Egyptian tortoise conservation: A community-based, field research program developed from a study on a captive population
Article first published online: 20 AUG 2007
© 2007 Wiley-Liss, Inc.
Volume 26, Issue 5, pages 397–406, September/October 2007
How to Cite
Attum, O., Baha El Din, M., Baha El Din, S. and Habinan, S. (2007), Egyptian tortoise conservation: A community-based, field research program developed from a study on a captive population. Zoo Biol., 26: 397–406. doi: 10.1002/zoo.20157
- Issue published online: 3 OCT 2007
- Article first published online: 20 AUG 2007
- Manuscript Accepted: 26 FEB 2007
- Manuscript Received: 17 MAR 2006
- captive animals;
- ex situ and in situ conservation;
- local communities;
- Testudo kleinmanni
Local community participation and ex situ conservation has the potential to assist the recovery of the endangered Egyptian tortoise, Testudo kleinmanni. We initiated an in situ community-based conservation and research program from a captive population of T. kleinmanni. We used a captive population of the Egyptian tortoise to train a member of the local community as a research technician and used his indigenous tracking skills and knowledge of the area to collect activity and dietary data on 28 captive tortoises. We overcame problems with illiteracy by creating a data sheet based on symbols and numbers. This data sheet allowed us to use the indigenous knowledge of various people from the community, and employ them in the future. Our local community approach to data collection, in conjunction with a craft program, made the conservation of the Egyptian tortoise more rewarding to the local community by providing a more sustainable form of income than collecting animals for the pet trade. Our multidimensional approach (local community participation as research technicians, craft program, and trust building) for gaining local support eventually led to the rediscovery of wild Egyptian tortoises in North Sinai, which was significant, as this species was presumed extinct in Egypt. We have now shifted our focus to in situ conservation, using the research and local capacity building template developed from this captive population study.

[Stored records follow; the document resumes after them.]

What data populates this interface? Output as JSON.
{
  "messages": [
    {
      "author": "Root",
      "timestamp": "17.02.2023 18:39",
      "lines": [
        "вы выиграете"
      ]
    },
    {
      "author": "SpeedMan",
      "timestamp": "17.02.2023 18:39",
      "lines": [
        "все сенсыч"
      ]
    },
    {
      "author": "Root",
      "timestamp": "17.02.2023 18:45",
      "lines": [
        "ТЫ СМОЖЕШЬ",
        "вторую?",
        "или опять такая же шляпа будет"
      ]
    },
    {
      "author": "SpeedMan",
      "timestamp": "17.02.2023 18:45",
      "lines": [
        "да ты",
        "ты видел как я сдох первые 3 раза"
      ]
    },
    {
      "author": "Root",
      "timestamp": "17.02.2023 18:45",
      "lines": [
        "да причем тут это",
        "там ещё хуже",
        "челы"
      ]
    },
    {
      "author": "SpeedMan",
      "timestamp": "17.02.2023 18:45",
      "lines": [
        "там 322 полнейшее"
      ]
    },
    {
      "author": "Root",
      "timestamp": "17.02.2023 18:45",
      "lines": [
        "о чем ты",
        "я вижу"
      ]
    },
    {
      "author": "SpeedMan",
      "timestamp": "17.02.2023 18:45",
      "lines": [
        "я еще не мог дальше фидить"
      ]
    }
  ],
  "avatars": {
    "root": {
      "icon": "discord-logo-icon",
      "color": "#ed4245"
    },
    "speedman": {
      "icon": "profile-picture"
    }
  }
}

Our template can be used by zoos and conservation organizations with small budgets and collections of native species in natural habitats to create similar captive research programs that can be applied to in situ conservation. Zoo Biol 26:397–406, 2007. © 2007 Wiley-Liss, Inc.